Just as Freud is known as the father of Psychoanalysis, B.F. Skinner is often referred to ask the “the father of operant conditioning.” B.F. Skinner is also known for major contributions to the field of psychology (About B.F. Skinner, Sept, 2012). Skinner was a prolific author, publishing nearly 200 articles and more than 20 books. Skinner was most known for his work in behavior psychology. Behavioral psychology is the psychological practice that focuses on learning new behaviors and how to modify our existing behavior and how that takes place (About B.F. Skinner, Sept, 2012). One of his major contributions was his theory of operant conditioning. Operant conditioning means roughly, the changing of behavior by the use of reinforcement, either positive or negative, and which these reinforcements are given after the desired response (About B.F. Skinner, Sept, 2012). Skinner identified three types of responses or operant that can follow behavior.
* B. .F Skinner (1904-1990) argued that these concepts are not needed to explain behavior. One can explain behavior, he claimed, by analyzing the conditions that are present before a behavior occurs and then analyzing the consequences that follow the behavior. (operant conditioning: reinforcement)
Antecedent-Behavior-Consequence (ABC) also know as an ARC, where the B in behavior is replaced with response, identify sequences of Antecedents behavior consequences. This systematic approach allows

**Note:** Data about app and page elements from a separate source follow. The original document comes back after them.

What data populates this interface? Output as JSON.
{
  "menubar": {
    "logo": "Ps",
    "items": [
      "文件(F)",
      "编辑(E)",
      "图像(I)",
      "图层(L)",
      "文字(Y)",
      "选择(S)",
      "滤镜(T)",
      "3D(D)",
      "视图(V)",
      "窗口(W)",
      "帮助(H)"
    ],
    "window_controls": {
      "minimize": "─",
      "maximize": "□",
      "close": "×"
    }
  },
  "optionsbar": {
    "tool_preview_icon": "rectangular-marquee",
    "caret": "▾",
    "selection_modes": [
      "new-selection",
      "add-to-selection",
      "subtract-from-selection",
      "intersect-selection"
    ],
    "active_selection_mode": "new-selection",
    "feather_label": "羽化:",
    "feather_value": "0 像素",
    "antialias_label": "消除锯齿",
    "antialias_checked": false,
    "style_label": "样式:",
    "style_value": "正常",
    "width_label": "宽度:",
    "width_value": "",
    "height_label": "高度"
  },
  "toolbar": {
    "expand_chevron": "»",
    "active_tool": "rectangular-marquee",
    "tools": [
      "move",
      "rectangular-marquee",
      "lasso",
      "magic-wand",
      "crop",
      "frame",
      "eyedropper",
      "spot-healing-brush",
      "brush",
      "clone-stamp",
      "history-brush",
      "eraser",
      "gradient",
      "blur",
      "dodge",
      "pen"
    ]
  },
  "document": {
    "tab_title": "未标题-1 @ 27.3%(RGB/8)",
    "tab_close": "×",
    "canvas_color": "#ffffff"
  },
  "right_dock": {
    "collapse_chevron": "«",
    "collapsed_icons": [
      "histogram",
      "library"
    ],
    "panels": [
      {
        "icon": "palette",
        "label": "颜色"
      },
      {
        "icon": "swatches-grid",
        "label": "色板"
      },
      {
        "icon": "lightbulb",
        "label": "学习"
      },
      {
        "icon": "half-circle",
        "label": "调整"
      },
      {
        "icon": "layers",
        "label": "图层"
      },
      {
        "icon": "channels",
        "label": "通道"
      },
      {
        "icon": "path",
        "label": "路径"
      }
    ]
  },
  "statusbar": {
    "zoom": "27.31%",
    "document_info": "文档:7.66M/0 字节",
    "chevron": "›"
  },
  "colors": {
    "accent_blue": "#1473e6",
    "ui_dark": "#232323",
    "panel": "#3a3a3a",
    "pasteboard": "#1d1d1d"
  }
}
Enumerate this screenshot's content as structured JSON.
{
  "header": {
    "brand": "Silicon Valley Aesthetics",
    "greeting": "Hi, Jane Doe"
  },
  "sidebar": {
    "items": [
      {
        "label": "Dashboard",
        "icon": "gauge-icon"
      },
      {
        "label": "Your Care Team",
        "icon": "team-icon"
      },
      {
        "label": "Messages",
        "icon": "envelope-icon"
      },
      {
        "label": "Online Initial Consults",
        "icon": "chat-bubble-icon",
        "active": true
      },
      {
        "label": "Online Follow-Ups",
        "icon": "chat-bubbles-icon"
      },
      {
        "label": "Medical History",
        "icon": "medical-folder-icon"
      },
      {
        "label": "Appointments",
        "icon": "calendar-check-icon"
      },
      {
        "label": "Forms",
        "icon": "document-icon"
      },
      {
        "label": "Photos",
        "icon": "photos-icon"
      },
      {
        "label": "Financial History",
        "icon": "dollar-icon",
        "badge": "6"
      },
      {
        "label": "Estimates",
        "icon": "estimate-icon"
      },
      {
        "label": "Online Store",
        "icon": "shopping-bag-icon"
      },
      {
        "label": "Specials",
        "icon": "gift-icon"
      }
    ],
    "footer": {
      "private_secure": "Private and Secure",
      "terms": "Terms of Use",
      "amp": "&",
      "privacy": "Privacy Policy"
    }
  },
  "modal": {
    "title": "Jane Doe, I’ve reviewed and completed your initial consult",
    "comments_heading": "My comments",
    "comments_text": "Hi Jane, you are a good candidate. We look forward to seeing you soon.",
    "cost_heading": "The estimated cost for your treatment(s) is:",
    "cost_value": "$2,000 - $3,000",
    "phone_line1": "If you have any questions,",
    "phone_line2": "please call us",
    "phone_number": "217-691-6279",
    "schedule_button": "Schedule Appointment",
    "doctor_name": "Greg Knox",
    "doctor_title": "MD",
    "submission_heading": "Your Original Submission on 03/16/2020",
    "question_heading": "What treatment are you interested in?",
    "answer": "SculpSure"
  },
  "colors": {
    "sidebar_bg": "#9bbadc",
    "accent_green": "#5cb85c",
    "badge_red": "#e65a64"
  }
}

According to Gewirtz and Peláez-Nogueras (1992), “B. F. Skinner contributed a great deal to advancing an understanding of basic psychological processes and to the applications of science-based interventions to problems of individual and social importance.” He contributed to “human and nonhuman behavior, including human behavioral development, and to various segments of the life span, including human infancy” (p. 1411). One of Skinner's greatest scientific discoveries was “single reinforcement” which became sufficient for “operant conditioning, the role of extinction in the discovery of intermittent schedules, the development of the method of shaping by successive approximation, and Skinner's break with and rejection of stimulus-response
Questions asked were pre-provided during the instructions in order to allow students to gain a better sense of what is being asked of them throughout the activity. (See Modeling/Scaffolding/Reinforcement for questions).
B.F. Skinner: He was one of the prominent propionates of a theory called behaviourism. He also constructed what became known as the ‘Skinner Box’. Within this box he discovered that a rat or a bird could be trained to obtain food by pressing a button. This he called ‘Operant Conditioning’ and ‘Negative Reinforcement’. According to Martin Fiebert, Professor of clinical